She has a sixth and eighth grader who attend the junior/senior high school, though she would prefer her children be in a separate middle school instead of mixed in with the high school students.
When it comes to feedback like that, Easterday said he’s ready to listen and plans to seek as much feedback from locals as possible. He’s willing to play “the long game” if needed.
“I’m going to rely on what my community says,” Easterday said. “If the community’s not willing to support or back (a bond), then there’s no need to waste the time and money … If this takes five years to get everyone on board, then it will take five years and let’s make it happen then.”
He said the district will likely seek a renewal of its supplemental levy this spring.
Salmon last put a bond on the ballot in 2019, but the $25.6 million ask failed with 58% approval.
Easterday gives two reasons for Salmon’s history of failed bonds. First, residents are proud of the existing schools’ history, and are reluctant to shut them down. “And there’s definitely nothing wrong with that,” he said.
Another factor is Lemhi County’s high poverty rate. In today’s economy, many families in Salmon can’t afford tax growth.
Chuck Overacker, the chairman of Salmon School District’s Board, was born and raised in Salmon and has a strong sense of the community. He listed several reasons why a bond hasn’t passed in decades:
- Most of Lemhi County is public land, so there’s a very low tax base.
- Salmon used to have five saw mills, which generated revenue and jobs, but those are all gone.
- There’s farming, ranching, and tourism in Salmon, but very little industry otherwise.
- Salmon has become a retirement community, made up of people who no longer have children.
- Salmon is in one of Idaho’s lowest taxing districts, so it attracts people who move there just for the minimal taxes.
- People in Salmon tend to be high or low income, with few in the middle.
That said, the community does support the district. Voters have passed levies and community members recently donated their time and money to help build a state-of-the-art recreational center for students.

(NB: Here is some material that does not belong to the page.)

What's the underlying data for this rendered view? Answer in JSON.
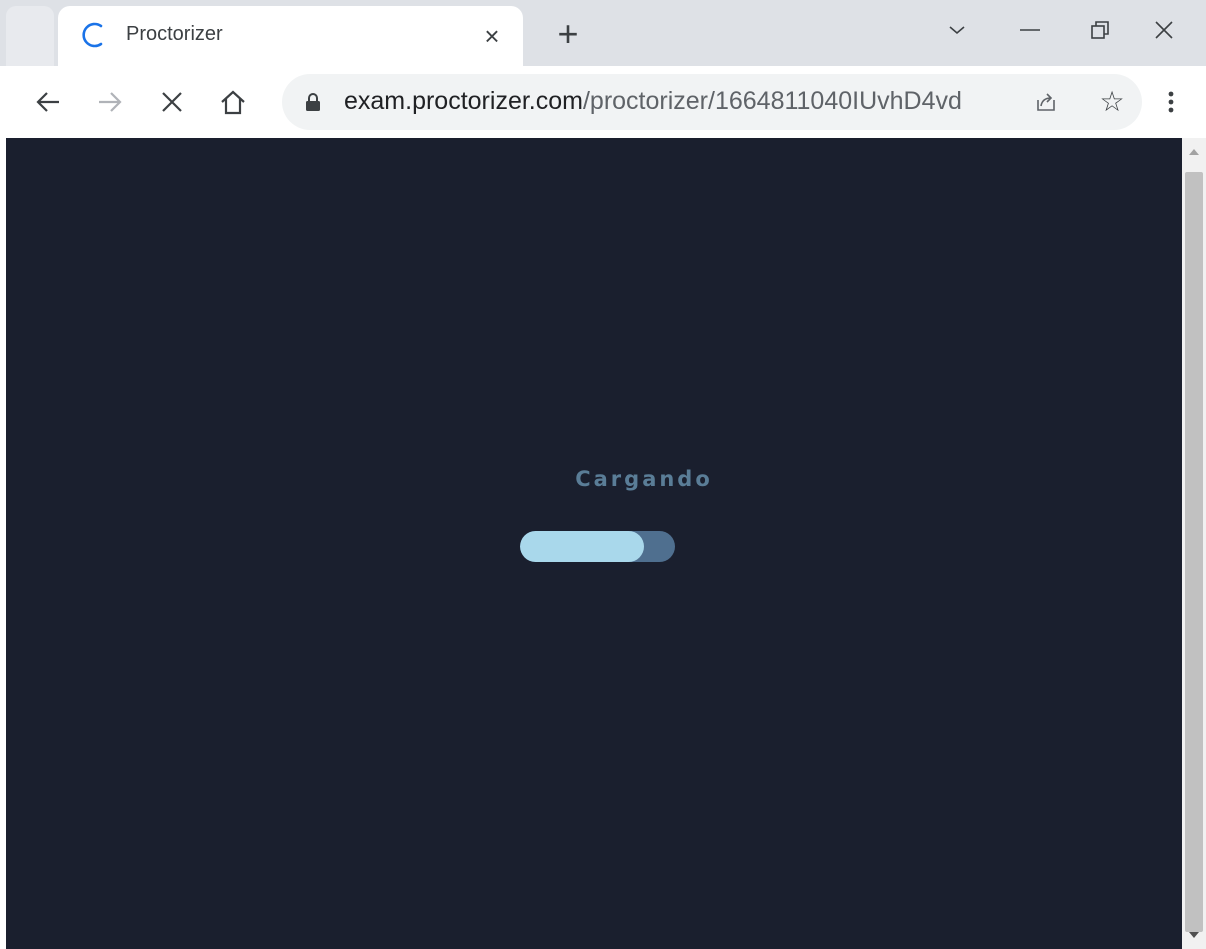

Even so, there’s major work to be done at the elementary school.
“We keep putting Band-Aids on Band-Aids on Band-Aids,” Overacker said.
Without a bond passing, though, the district is left to keep using what it has.
“Something has to change,” Easterday said. “When it’s going to change, I’m not sure.”
School districts look to Legislature to ease facilities burdens
Easterday is pinning some of his hopes on the Legislature. Maybe this session, lawmakers will come up with an infrastructure bill to help communities like Salmon.
“They need to take a hard look,” Easterday said, adding that the state is sitting on a surplus and should invest some of those funds in school facilities.
Overacker said he would love to see a surplus fund set up that school districts like Salmon could apply to get grant money or to borrow at low-interest rates. But he’s skeptical.
“I have talked to my (legislator) until I’m blue in the face and gotten nowhere,” he said.
Sen. Dave Lent, R-Idaho Falls, the new chairman of the Senate Education Committee, believes schools need help with facilities financing. He wants to put an additional $100 million of surplus money and $61 million of annual state endowment payments into school facilities.
Lowering the bond threshold to a 60 percent required majority would help, too, Easterday said.
Emmett Superintendent Craig Woods agrees.
“That’s honestly the thing that hurts 90 percent of districts on the bonds is that high majority,” he said. “It only takes 33 percent … to vote no (to fail a bond).”
But lawmakers’ efforts to do just that have long been stymied, so districts are left to take their chances with bonds however bleak the odds.
The Emmett School District is considering running another bond in the future (a $68 million bond failed there last year) and Woods plans to start holding public hearings to get community feedback.
“We’re a community that prides itself on being hardworking, blue-collar individuals,” Woods said. “The community is completely supportive of education,” but paying off millions in debt over 20 years “in a rural community is a tough thing to chew off.”
Data analyst Randy Schrader contributed to this report.